Nina Hagen (born on March 11, 1955) is a singer from East Berlin, Germany.
Nina's parents were Hans Oliva and Eva Maria Hagen, a Jewish scriptwriter and an actress. Oliva died when Nina was still a child, and her mother married Wolf Biermann, a singer/songwriter. Nina left school in the 10th grade and joined a cover band. Biermann, something of a revolutionary, was kicked out of East Germany, and Hagen followed suit. Eventually she formed the band Automobil, which released a well-received album in Germany. By 1977, Hagen had formed her own band, the "Nina Hagen Band."
In 1978 The Nina Hagen Band released their self-titled debut album, which included titles like "TV-Glotzer" (a cover of "White Punks on Dope" by The Tubes) and "Auf'm Bahnhof Zoo."
According to reviewer Fritz Rumler,
she thrusts herself into the music, aggressively, directly, furiously, roars in the most beautiful opera alto, then, through shrieks and squeals, precipitates into luminous soprano heights, she parodies, satirises, and howls on stage like a dervish┬╣. During a subsequent European tour Hagen decided to leave the band, though she was still under contract to produce a second album in 1979. This LP, Unbehagen (which in German also means discomfort or unease), was eventually produced with the band recording their tracks in Berlin and Hagen recording the vocals in Los Angeles, California. It included the single "African Reggae" and a cover of Lene Lovich's "Lucky Number". (The headless Nina Hagen Band soon developed a successful independent musical career as Spliff.)
Meanwhile, Hagen's public persona was steadily creating an increasing media uproar, and she became infamous for an appearance on an Austrian talk show called Club 2, in which she performed an explicit simulation of masturbation. She also acted with Dutch sex, drugs, and rock 'n' roll legend Herman Brood in the movie Cha Cha.
A European tour with a new band in 1980 was cancelled, but in 1982 her first solo album NunSexMonkRock, a dissonant mix of punk, funk and opera, was a minor hit, and led to a world tour with the No Problem Orchestra.
In 1983 came the album Angstlos and a minor European tour. By this time, Hagen's public appearances were becoming yet stranger, and over the years frequently included discussions of God, UFOs, her social and political beliefs, animal rights and vivisection and claims of alien sightings.

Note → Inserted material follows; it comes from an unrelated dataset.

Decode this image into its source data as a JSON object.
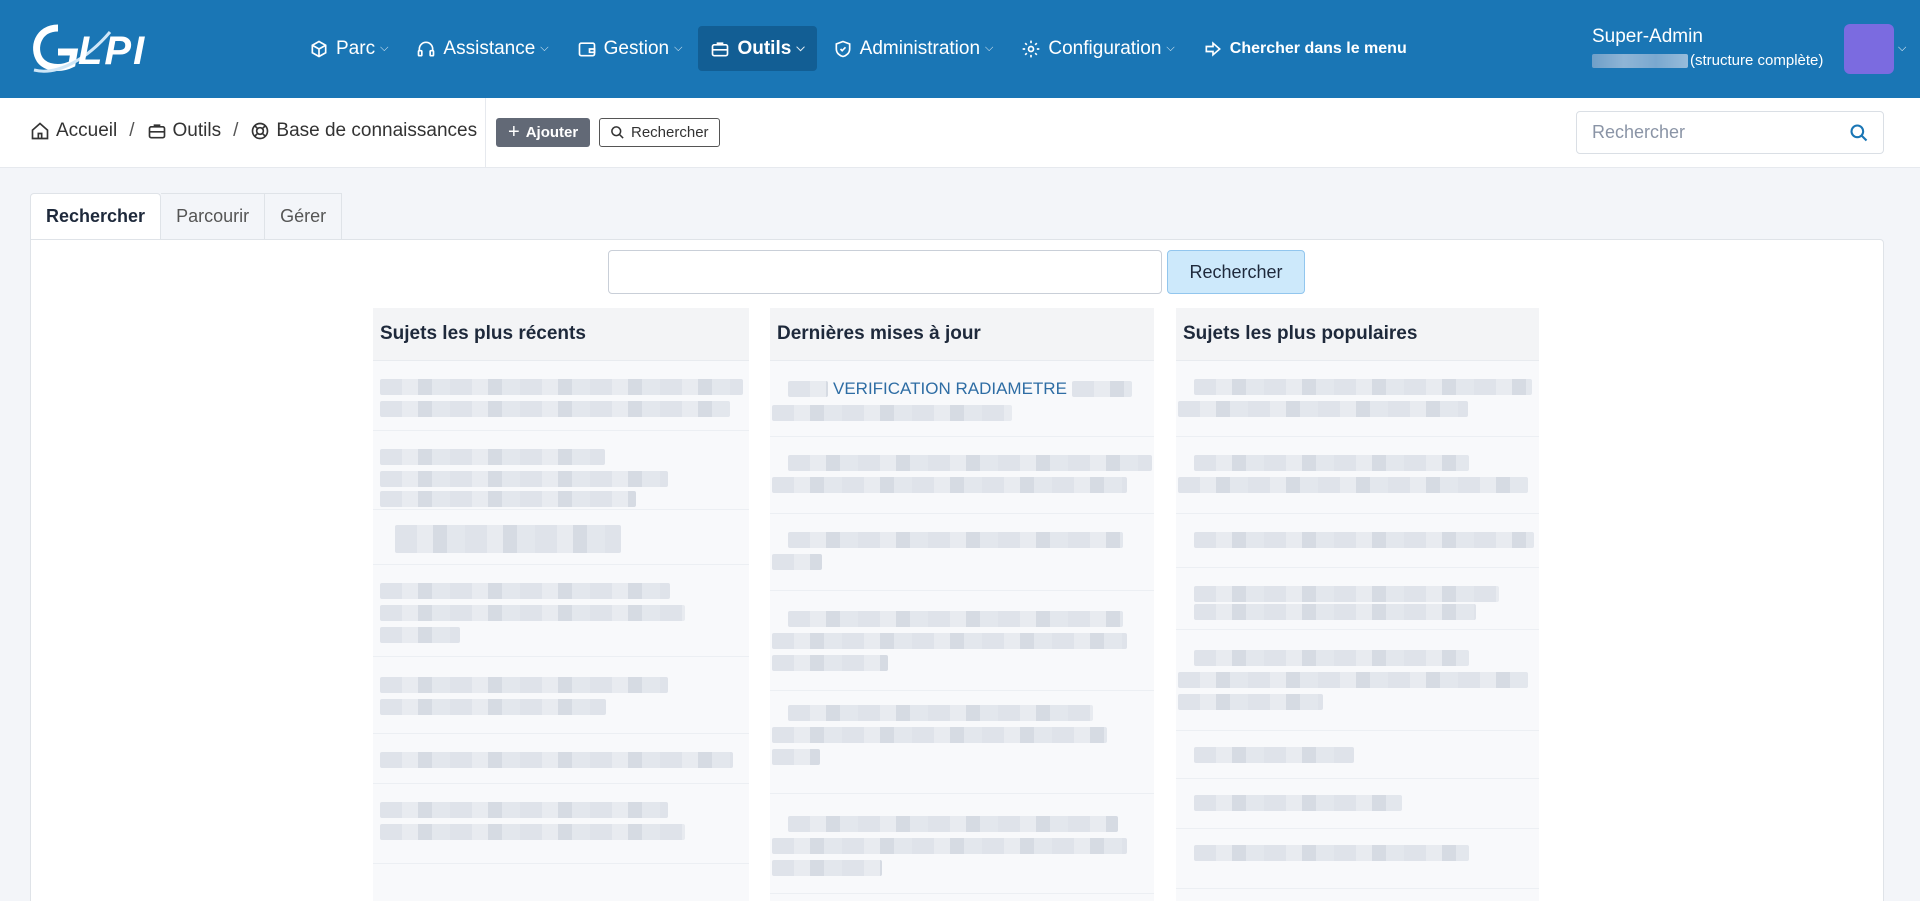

The English version of Angstlos, Fearless, generated two major club hits in America , "Zarah," and the disco/punk/opera classic, "New York New York."

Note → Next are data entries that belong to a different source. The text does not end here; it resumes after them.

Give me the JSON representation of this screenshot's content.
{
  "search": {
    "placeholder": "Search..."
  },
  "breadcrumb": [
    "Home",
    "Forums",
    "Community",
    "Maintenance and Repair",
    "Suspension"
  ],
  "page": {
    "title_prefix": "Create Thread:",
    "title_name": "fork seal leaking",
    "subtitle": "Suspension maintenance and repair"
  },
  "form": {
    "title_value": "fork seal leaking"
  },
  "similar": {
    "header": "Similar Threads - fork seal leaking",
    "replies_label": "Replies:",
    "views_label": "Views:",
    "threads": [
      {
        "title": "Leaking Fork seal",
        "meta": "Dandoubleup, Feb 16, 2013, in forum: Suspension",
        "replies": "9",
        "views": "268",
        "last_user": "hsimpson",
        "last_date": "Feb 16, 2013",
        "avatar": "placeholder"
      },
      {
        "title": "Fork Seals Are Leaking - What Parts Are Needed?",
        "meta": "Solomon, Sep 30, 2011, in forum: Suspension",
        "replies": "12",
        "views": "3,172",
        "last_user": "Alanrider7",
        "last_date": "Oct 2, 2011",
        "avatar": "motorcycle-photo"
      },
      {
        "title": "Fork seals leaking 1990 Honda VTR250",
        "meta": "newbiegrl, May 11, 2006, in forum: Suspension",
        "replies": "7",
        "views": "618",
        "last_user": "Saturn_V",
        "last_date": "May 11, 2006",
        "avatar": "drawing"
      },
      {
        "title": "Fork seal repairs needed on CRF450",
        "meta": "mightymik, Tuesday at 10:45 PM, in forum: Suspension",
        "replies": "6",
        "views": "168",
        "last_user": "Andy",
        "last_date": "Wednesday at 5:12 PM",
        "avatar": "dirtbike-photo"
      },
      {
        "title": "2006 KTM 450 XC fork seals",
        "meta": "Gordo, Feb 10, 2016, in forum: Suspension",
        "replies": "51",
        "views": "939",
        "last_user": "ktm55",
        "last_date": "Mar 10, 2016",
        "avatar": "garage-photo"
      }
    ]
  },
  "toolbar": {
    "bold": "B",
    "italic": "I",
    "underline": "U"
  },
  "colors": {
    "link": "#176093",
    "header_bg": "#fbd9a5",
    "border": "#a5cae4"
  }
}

1985's Nina Hagen In Ekstasy fared less well, but did generate club hits with "Universal Radio" and a cover of "Spirit In The Sky," and also featured her hardcore punk take on Frank Sinatra's "My Way," which had been one of her signature live tunes in previous years. Her contract with CBS over, she released the Punk Wedding EP independently in 1987, a celebration of her marriage to an 18-year old punk. It followed an independent 1986 one-off single with Lene Lovich, the anthemic "Don't Kill The Animals."
In 1989 Hagen released the album Nina Hagen which was backed up by another German tour. Now living in Paris with her daughter Cosma Shiva, in 1991 she toured Europe in support of her new album Street.
In 1992 Hagen became the host of a TV show on RTLplus. The following year she released Revolution Ballroom and two years later the German-language album Freud Euch appeared, recorded in English as Beehappy in 1996. Also in 1996, Hagen collaborated with electronic music composer Christopher Franke on "Alchemy of Love", the theme song for the Tenchi Universe movie Tenchi Muyo! in Love.
In 1998, Hagen became the host of a weekly science fiction show on the British Sci-Fi-Channel, in addition to embarking on another tour of Germany. In 1999, she released the devotional album Om Namah Shivay, which was distributed exclusively online. She also sang "Witness" on KMFDM's Adios.
In 2000, her song Sch├Ân ist die Welt became the official song of Expo 2000. The album The Return of the Mother was released in February 2001, accompanied by another German tour.
Hagen dubbed the voice of Sally in the German release of Tim Burton's The Nightmare Before Christmas, and she has also done voice work in Hot Dogs by Michael Schoemann.
Hagen has been featured on many songs by other bands, for instance on Oomph!'s song Fieber. Most recently, she did a cover of Rammstein's Seemann with Apocalyptica. She sang the song "Garota de Berlim" with Brazilian singer Supla in her early years.
Her two children are Cosma Shiva and Otis.